Now that you get the picture, just because I wasn't feeling frazzled enough wrapping, baking cookies for Christmas bakesales, organizing a birthday party, googling frosting recipes for cake and writing a million Christmas cards that most Italians don't really 'get' to begin with (but who cares, because we can't skip another one of those German/American  traditions, right?), I thought I would fill this month with yet another tradition. The tradition of handmaking a few hundred cappelletti, or tiny meat-filled tortellini to eat with homemade broth, a very traditional first course of Italian Christmas lunch.

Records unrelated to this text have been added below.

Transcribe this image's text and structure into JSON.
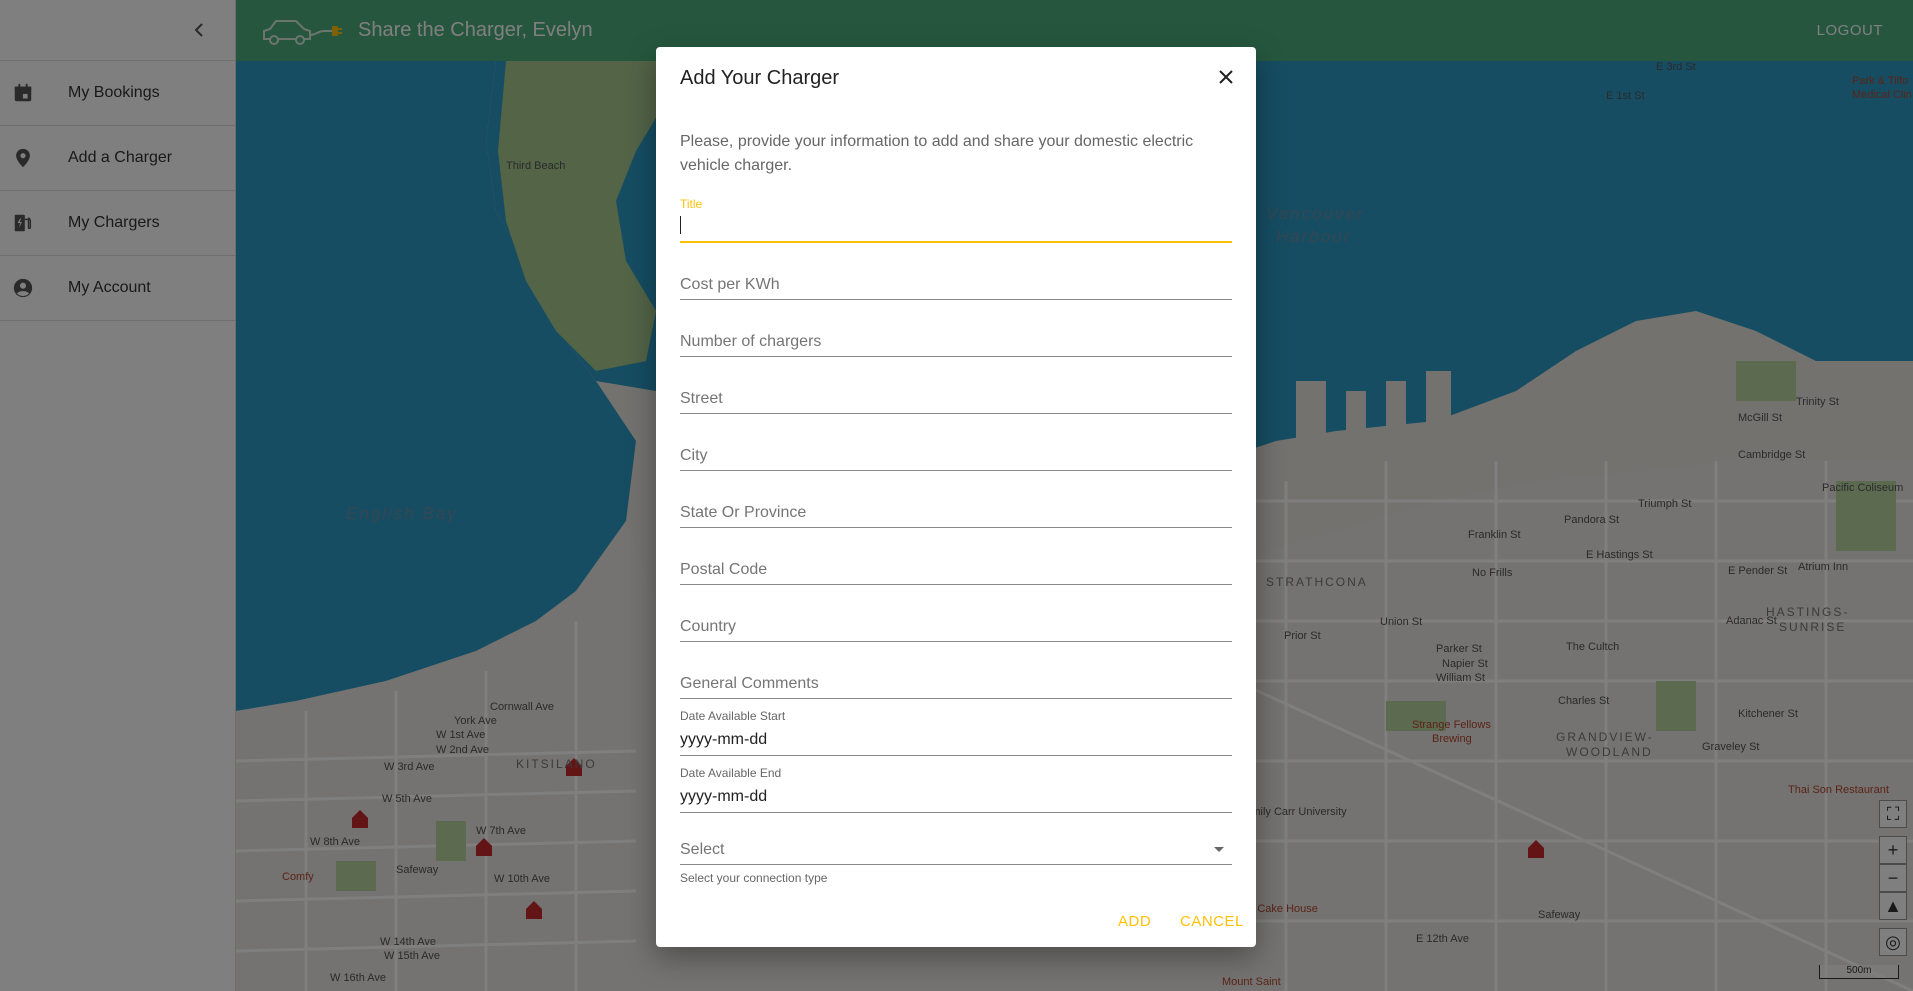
{
  "sidebar": {
    "collapse_icon": "chevron-left-icon",
    "items": [
      {
        "label": "My Bookings",
        "icon": "calendar-icon"
      },
      {
        "label": "Add a Charger",
        "icon": "map-pin-icon"
      },
      {
        "label": "My Chargers",
        "icon": "ev-station-icon"
      },
      {
        "label": "My Account",
        "icon": "account-circle-icon"
      }
    ]
  },
  "appbar": {
    "title": "Share the Charger, Evelyn",
    "logout": "LOGOUT",
    "logo_icon": "car-plug-icon",
    "color": "#4caf7d"
  },
  "map": {
    "labels": {
      "third_beach": "Third Beach",
      "english_bay": "English Bay",
      "vancouver_harbour_1": "Vancouver",
      "vancouver_harbour_2": "Harbour",
      "kitsilano": "KITSILANO",
      "strathcona": "STRATHCONA",
      "grandview": "GRANDVIEW-",
      "woodland": "WOODLAND",
      "hastings": "HASTINGS-",
      "sunrise": "SUNRISE",
      "cornwall": "Cornwall Ave",
      "york": "York Ave",
      "w1st": "W 1st Ave",
      "w2nd": "W 2nd Ave",
      "w3rd": "W 3rd Ave",
      "w5th": "W 5th Ave",
      "w7th": "W 7th Ave",
      "w8th": "W 8th Ave",
      "w10th": "W 10th Ave",
      "w14th": "W 14th Ave",
      "w15th": "W 15th Ave",
      "w16th": "W 16th Ave",
      "safeway_w": "Safeway",
      "comfy": "Comfy",
      "e_hastings": "E Hastings St",
      "pandora": "Pandora St",
      "franklin": "Franklin St",
      "no_frills": "No Frills",
      "prior": "Prior St",
      "union": "Union St",
      "parker": "Parker St",
      "napier": "Napier St",
      "william": "William St",
      "the_cultch": "The Cultch",
      "charles": "Charles St",
      "kitchener": "Kitchener St",
      "graveley": "Graveley St",
      "adanac": "Adanac St",
      "strange_fellows": "Strange Fellows",
      "brewing": "Brewing",
      "thai_son": "Thai Son Restaurant",
      "annas_cake": "Anna's Cake House",
      "safeway_e": "Safeway",
      "mount_saint": "Mount Saint",
      "emily_carr": "Emily Carr University",
      "e12th": "E 12th Ave",
      "e_1st": "E 1st St",
      "e_3rd": "E 3rd St",
      "trinity": "Trinity St",
      "mcgill": "McGill St",
      "cambridge": "Cambridge St",
      "triumph": "Triumph St",
      "pacific_coliseum": "Pacific Coliseum",
      "atrium_inn": "Atrium Inn",
      "e_pender": "E Pender St",
      "park_tilford": "Park & Tilfo",
      "medical": "Medical Clin",
      "scale": "500m"
    }
  },
  "dialog": {
    "title": "Add Your Charger",
    "description": "Please, provide your information to add and share your domestic electric vehicle charger.",
    "fields": {
      "title_label": "Title",
      "cost": "Cost per KWh",
      "num_chargers": "Number of chargers",
      "street": "Street",
      "city": "City",
      "state": "State Or Province",
      "postal": "Postal Code",
      "country": "Country",
      "comments": "General Comments",
      "date_start_label": "Date Available Start",
      "date_start_value": "yyyy-mm-dd",
      "date_end_label": "Date Available End",
      "date_end_value": "yyyy-mm-dd",
      "select_placeholder": "Select",
      "select_helper": "Select your connection type"
    },
    "add_label": "ADD",
    "cancel_label": "CANCEL",
    "accent_color": "#ffc107"
  }
}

I know what you are thinking, that this was my doing so I should just shut up and stop whining already; that it serves me right; that I never should have asked my mother in law to teach me. But I have my reasons...

...but F grew up eating these every Christmas for almost half a century

...but they are divine

...but somebody has to pass on the tradition

...but we can't expect my mother in law to keep doing all this work on her own for the next thirty years

...but I want my children to have memories of their nonna and mother sitting around the table in a cozy, warm kitchen making cappelletti, Christmas music playing softly in the background

So there goes. I made a wish and my wish was granted. Last week end my mother in law arrived at my house with a bag of flour, eggs, various cured meats and her pasta rolling machine.

At first she instructed, I took pictures. Then I shyly started making a few myself and by the end of the afternoon we were both sitting around the table rolling and pinching.

I wouldn't say I could manage it on my own just yet, but over the next few Christmases I hope to start making a noticeable dent in her work. And perhaps one day I will be able to serve her a bowl of hot, savory broth with cappelletti, while she sits back and rests for once.

Pasta, like so many Italian recipes, is made in as many different ways as there are mothers and grandmothers in this country. People use varying proportions of plain flour to semolina flour, some use eggs and egg yolks, some only use whole eggs. Some people use more eggs, some use less, some don't use any at all. Some use water, others add olive oil. Some fold it while rolling it out, others do not. Some add salt to the flour and eggs, others don't. Whatever way you do it, there will be someone out there telling you their way works better. My suggestion is keep experimenting and choose what works best for you. The same goes for making ravioli, tortellini, cappelletti etc. Choose whatever technique you find the easiest, because this is my mother in law's way, not the right way. What I can say, however, is that her way makes a pretty fine plate of cappelletti in brodo.

Please be warned that the measurements below are for a feast, they make about 1kg of cappelletti which will easily feed 10-15 people. The good news is that if you make them for a smaller crowd, you can freeze the excess for another meal.